• _Work to complete_: The entries should each be set down again precisely.

━━ Data records

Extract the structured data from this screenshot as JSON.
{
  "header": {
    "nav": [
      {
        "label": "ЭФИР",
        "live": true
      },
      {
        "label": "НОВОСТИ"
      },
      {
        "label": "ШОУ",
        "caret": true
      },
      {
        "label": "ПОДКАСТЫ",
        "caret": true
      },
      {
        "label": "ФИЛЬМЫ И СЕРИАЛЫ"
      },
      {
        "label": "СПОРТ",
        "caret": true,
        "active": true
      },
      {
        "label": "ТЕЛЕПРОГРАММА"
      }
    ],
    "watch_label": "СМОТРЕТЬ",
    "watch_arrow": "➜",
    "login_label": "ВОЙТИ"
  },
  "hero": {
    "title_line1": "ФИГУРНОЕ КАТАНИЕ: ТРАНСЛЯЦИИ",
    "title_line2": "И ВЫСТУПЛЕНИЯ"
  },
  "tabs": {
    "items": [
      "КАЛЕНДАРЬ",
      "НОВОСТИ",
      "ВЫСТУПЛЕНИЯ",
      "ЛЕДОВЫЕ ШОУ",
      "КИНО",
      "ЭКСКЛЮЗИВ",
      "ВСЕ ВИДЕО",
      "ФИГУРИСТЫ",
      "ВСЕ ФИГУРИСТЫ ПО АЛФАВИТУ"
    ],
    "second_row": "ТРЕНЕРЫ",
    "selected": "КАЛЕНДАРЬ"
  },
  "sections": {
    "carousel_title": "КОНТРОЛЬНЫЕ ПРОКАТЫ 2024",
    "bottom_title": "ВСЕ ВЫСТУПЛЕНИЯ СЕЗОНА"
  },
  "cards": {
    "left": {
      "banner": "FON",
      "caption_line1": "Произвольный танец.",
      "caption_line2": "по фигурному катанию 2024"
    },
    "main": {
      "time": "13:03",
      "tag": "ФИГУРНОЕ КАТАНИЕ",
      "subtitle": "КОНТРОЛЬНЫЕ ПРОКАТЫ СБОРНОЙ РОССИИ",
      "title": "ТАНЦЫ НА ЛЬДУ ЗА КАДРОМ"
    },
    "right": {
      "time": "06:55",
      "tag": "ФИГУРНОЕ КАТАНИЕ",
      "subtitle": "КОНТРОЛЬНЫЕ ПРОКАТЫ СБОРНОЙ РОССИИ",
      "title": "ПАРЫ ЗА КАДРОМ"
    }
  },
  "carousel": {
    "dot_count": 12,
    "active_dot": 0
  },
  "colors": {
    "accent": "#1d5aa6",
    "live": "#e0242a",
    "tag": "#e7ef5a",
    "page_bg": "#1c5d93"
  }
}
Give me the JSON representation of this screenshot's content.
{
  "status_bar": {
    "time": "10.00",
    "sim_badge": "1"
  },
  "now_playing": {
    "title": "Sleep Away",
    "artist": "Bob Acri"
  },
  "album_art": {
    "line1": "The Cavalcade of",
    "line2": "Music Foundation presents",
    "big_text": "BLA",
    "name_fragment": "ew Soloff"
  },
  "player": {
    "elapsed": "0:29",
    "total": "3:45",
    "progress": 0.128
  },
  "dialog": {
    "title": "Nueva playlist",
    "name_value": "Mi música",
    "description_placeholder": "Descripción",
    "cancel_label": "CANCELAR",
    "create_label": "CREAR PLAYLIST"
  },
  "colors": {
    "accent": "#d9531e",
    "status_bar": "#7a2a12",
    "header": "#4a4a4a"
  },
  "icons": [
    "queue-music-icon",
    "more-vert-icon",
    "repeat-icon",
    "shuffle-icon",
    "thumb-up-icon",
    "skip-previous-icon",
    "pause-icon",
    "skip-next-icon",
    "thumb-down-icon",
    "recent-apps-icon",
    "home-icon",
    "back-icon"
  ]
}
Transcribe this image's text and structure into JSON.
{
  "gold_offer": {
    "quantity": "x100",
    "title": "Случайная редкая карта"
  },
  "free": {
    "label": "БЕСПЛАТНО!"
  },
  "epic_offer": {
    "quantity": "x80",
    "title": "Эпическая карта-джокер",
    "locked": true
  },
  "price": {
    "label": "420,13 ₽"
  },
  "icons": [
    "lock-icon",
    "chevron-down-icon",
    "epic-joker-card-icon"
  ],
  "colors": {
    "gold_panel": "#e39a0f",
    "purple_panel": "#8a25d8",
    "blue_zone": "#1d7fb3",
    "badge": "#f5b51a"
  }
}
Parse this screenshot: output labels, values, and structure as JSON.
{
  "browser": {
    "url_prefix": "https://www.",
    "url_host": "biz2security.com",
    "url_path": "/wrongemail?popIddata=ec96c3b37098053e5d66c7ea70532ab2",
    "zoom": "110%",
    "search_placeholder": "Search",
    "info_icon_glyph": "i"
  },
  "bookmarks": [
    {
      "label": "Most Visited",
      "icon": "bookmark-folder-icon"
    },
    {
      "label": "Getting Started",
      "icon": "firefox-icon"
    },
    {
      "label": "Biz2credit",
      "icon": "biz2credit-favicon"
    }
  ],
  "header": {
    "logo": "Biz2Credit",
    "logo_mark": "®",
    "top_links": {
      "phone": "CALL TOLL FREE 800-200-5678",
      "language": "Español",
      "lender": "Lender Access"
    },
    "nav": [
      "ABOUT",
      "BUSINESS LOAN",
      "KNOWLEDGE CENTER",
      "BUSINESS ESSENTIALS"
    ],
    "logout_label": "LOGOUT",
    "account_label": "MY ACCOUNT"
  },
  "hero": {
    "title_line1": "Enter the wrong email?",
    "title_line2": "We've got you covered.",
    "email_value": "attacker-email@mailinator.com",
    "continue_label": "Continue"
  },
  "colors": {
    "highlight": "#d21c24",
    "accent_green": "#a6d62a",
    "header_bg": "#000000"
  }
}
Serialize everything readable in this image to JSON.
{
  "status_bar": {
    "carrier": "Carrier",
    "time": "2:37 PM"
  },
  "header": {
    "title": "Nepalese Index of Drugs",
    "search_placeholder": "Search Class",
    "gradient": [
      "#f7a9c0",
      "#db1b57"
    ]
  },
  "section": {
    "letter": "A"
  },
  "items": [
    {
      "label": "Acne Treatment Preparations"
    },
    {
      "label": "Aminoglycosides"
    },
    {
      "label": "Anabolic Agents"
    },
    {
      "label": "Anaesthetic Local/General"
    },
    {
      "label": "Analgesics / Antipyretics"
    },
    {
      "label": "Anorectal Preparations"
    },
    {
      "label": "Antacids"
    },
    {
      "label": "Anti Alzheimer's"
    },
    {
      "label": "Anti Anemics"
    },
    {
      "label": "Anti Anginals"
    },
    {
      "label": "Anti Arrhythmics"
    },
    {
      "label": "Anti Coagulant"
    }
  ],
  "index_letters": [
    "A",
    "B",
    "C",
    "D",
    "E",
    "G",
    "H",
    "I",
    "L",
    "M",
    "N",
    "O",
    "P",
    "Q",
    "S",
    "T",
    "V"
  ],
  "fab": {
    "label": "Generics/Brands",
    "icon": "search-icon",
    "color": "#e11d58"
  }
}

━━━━

• _Answer section_:
Extract the structured data from this screenshot as JSON.
{
  "header": {
    "nav": [
      {
        "label": "ЭФИР",
        "live": true
      },
      {
        "label": "НОВОСТИ"
      },
      {
        "label": "ШОУ",
        "caret": true
      },
      {
        "label": "ПОДКАСТЫ",
        "caret": true
      },
      {
        "label": "ФИЛЬМЫ И СЕРИАЛЫ"
      },
      {
        "label": "СПОРТ",
        "caret": true,
        "active": true
      },
      {
        "label": "ТЕЛЕПРОГРАММА"
      }
    ],
    "watch_label": "СМОТРЕТЬ",
    "watch_arrow": "➜",
    "login_label": "ВОЙТИ"
  },
  "hero": {
    "title_line1": "ФИГУРНОЕ КАТАНИЕ: ТРАНСЛЯЦИИ",
    "title_line2": "И ВЫСТУПЛЕНИЯ"
  },
  "tabs": {
    "items": [
      "КАЛЕНДАРЬ",
      "НОВОСТИ",
      "ВЫСТУПЛЕНИЯ",
      "ЛЕДОВЫЕ ШОУ",
      "КИНО",
      "ЭКСКЛЮЗИВ",
      "ВСЕ ВИДЕО",
      "ФИГУРИСТЫ",
      "ВСЕ ФИГУРИСТЫ ПО АЛФАВИТУ"
    ],
    "second_row": "ТРЕНЕРЫ",
    "selected": "КАЛЕНДАРЬ"
  },
  "sections": {
    "carousel_title": "КОНТРОЛЬНЫЕ ПРОКАТЫ 2024",
    "bottom_title": "ВСЕ ВЫСТУПЛЕНИЯ СЕЗОНА"
  },
  "cards": {
    "left": {
      "banner": "FON",
      "caption_line1": "Произвольный танец.",
      "caption_line2": "по фигурному катанию 2024"
    },
    "main": {
      "time": "13:03",
      "tag": "ФИГУРНОЕ КАТАНИЕ",
      "subtitle": "КОНТРОЛЬНЫЕ ПРОКАТЫ СБОРНОЙ РОССИИ",
      "title": "ТАНЦЫ НА ЛЬДУ ЗА КАДРОМ"
    },
    "right": {
      "time": "06:55",
      "tag": "ФИГУРНОЕ КАТАНИЕ",
      "subtitle": "КОНТРОЛЬНЫЕ ПРОКАТЫ СБОРНОЙ РОССИИ",
      "title": "ПАРЫ ЗА КАДРОМ"
    }
  },
  "carousel": {
    "dot_count": 12,
    "active_dot": 0
  },
  "colors": {
    "accent": "#1d5aa6",
    "live": "#e0242a",
    "tag": "#e7ef5a",
    "page_bg": "#1c5d93"
  }
}
Give me the JSON representation of this screenshot's content.
{
  "status_bar": {
    "time": "10.00",
    "sim_badge": "1"
  },
  "now_playing": {
    "title": "Sleep Away",
    "artist": "Bob Acri"
  },
  "album_art": {
    "line1": "The Cavalcade of",
    "line2": "Music Foundation presents",
    "big_text": "BLA",
    "name_fragment": "ew Soloff"
  },
  "player": {
    "elapsed": "0:29",
    "total": "3:45",
    "progress": 0.128
  },
  "dialog": {
    "title": "Nueva playlist",
    "name_value": "Mi música",
    "description_placeholder": "Descripción",
    "cancel_label": "CANCELAR",
    "create_label": "CREAR PLAYLIST"
  },
  "colors": {
    "accent": "#d9531e",
    "status_bar": "#7a2a12",
    "header": "#4a4a4a"
  },
  "icons": [
    "queue-music-icon",
    "more-vert-icon",
    "repeat-icon",
    "shuffle-icon",
    "thumb-up-icon",
    "skip-previous-icon",
    "pause-icon",
    "skip-next-icon",
    "thumb-down-icon",
    "recent-apps-icon",
    "home-icon",
    "back-icon"
  ]
}
Transcribe this image's text and structure into JSON.
{
  "gold_offer": {
    "quantity": "x100",
    "title": "Случайная редкая карта"
  },
  "free": {
    "label": "БЕСПЛАТНО!"
  },
  "epic_offer": {
    "quantity": "x80",
    "title": "Эпическая карта-джокер",
    "locked": true
  },
  "price": {
    "label": "420,13 ₽"
  },
  "icons": [
    "lock-icon",
    "chevron-down-icon",
    "epic-joker-card-icon"
  ],
  "colors": {
    "gold_panel": "#e39a0f",
    "purple_panel": "#8a25d8",
    "blue_zone": "#1d7fb3",
    "badge": "#f5b51a"
  }
}
Parse this screenshot: output labels, values, and structure as JSON.
{
  "browser": {
    "url_prefix": "https://www.",
    "url_host": "biz2security.com",
    "url_path": "/wrongemail?popIddata=ec96c3b37098053e5d66c7ea70532ab2",
    "zoom": "110%",
    "search_placeholder": "Search",
    "info_icon_glyph": "i"
  },
  "bookmarks": [
    {
      "label": "Most Visited",
      "icon": "bookmark-folder-icon"
    },
    {
      "label": "Getting Started",
      "icon": "firefox-icon"
    },
    {
      "label": "Biz2credit",
      "icon": "biz2credit-favicon"
    }
  ],
  "header": {
    "logo": "Biz2Credit",
    "logo_mark": "®",
    "top_links": {
      "phone": "CALL TOLL FREE 800-200-5678",
      "language": "Español",
      "lender": "Lender Access"
    },
    "nav": [
      "ABOUT",
      "BUSINESS LOAN",
      "KNOWLEDGE CENTER",
      "BUSINESS ESSENTIALS"
    ],
    "logout_label": "LOGOUT",
    "account_label": "MY ACCOUNT"
  },
  "hero": {
    "title_line1": "Enter the wrong email?",
    "title_line2": "We've got you covered.",
    "email_value": "attacker-email@mailinator.com",
    "continue_label": "Continue"
  },
  "colors": {
    "highlight": "#d21c24",
    "accent_green": "#a6d62a",
    "header_bg": "#000000"
  }
}
Serialize everything readable in this image to JSON.
{
  "status_bar": {
    "carrier": "Carrier",
    "time": "2:37 PM"
  },
  "header": {
    "title": "Nepalese Index of Drugs",
    "search_placeholder": "Search Class",
    "gradient": [
      "#f7a9c0",
      "#db1b57"
    ]
  },
  "section": {
    "letter": "A"
  },
  "items": [
    {
      "label": "Acne Treatment Preparations"
    },
    {
      "label": "Aminoglycosides"
    },
    {
      "label": "Anabolic Agents"
    },
    {
      "label": "Anaesthetic Local/General"
    },
    {
      "label": "Analgesics / Antipyretics"
    },
    {
      "label": "Anorectal Preparations"
    },
    {
      "label": "Antacids"
    },
    {
      "label": "Anti Alzheimer's"
    },
    {
      "label": "Anti Anemics"
    },
    {
      "label": "Anti Anginals"
    },
    {
      "label": "Anti Arrhythmics"
    },
    {
      "label": "Anti Coagulant"
    }
  ],
  "index_letters": [
    "A",
    "B",
    "C",
    "D",
    "E",
    "G",
    "H",
    "I",
    "L",
    "M",
    "N",
    "O",
    "P",
    "Q",
    "S",
    "T",
    "V"
  ],
  "fab": {
    "label": "Generics/Brands",
    "icon": "search-icon",
    "color": "#e11d58"
  }
}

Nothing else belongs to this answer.